Referring to the Saudi sovereign wealth fund, he said: “We have the Public Investment Fund. It could really go to Pakistan and invest in great factories and upgrade them to produce more.

“There are many areas now with the leadership, the dynamic Saudi leadership we have, and the strategy, the economic strategy that we have. I think we can help Pakistan more and they will help themselves also.”

Asked what advice he would give to Sharif from a Saudi perspective, Asseri was forthright: “Look into the economy to find the corruption. Try to upgrade the industrial cities because they have really good materials. Attract investment from everywhere. The economy is the answer to help Pakistanis and Pakistan.”

Asseri also reflected on the longtime animosity between Pakistan and its neighbor, India. Previously, he has written about the potential benefits of cooperation between the two countries. Now, he says, improved relations are still possible.
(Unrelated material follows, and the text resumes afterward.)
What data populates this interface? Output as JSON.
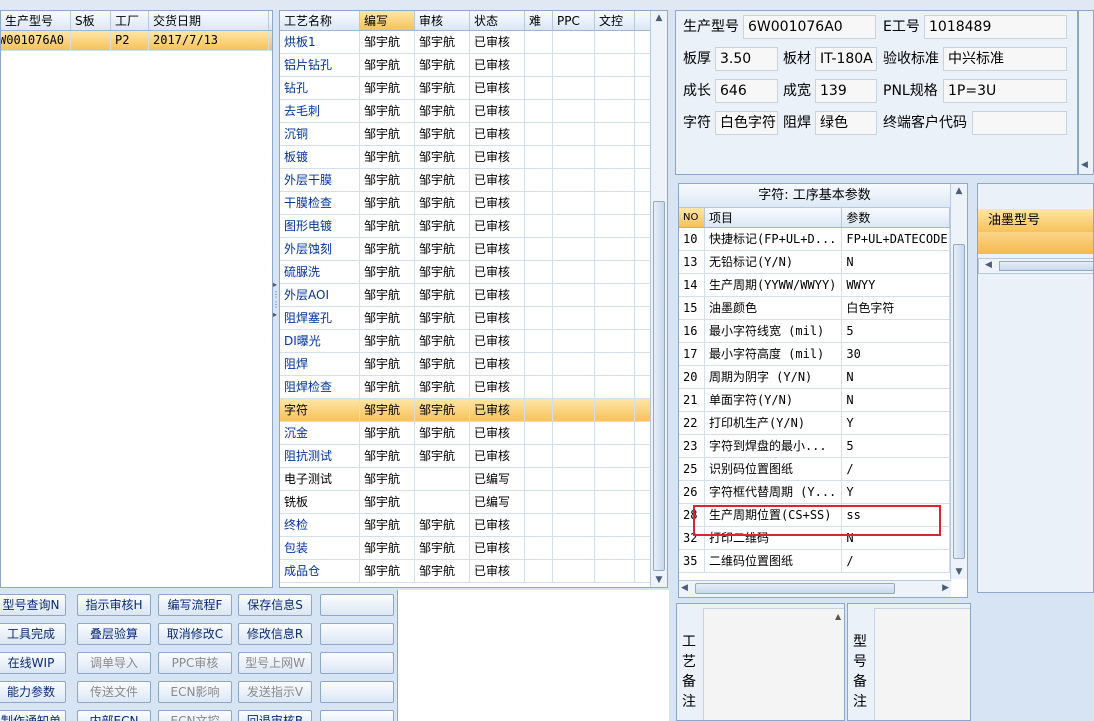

“What is needed is to reduce the tension between the two countries to allow — because there are families in Pakistan, families in India, who are relatives. (What is needed is to) ease access and travel between Pakistan and India, to ease business deals between Pakistan and India.

“This would, hopefully, lead to a very constructive discussion between both countries, and, ultimately, hopefully, would lead to peace and stability in both countries.”

Asseri has “no doubt” that Saudi Arabia and the UAE could play a pivotal role in mediating relations between Pakistan and India.

Both Saudi Arabia and the UAE “enjoy a very good relationship with both countries, India and Pakistan,” he added.

“It’s a process. It cannot really be done in a short time. The process ultimately leads to a good compromise; a good solution between both countries.”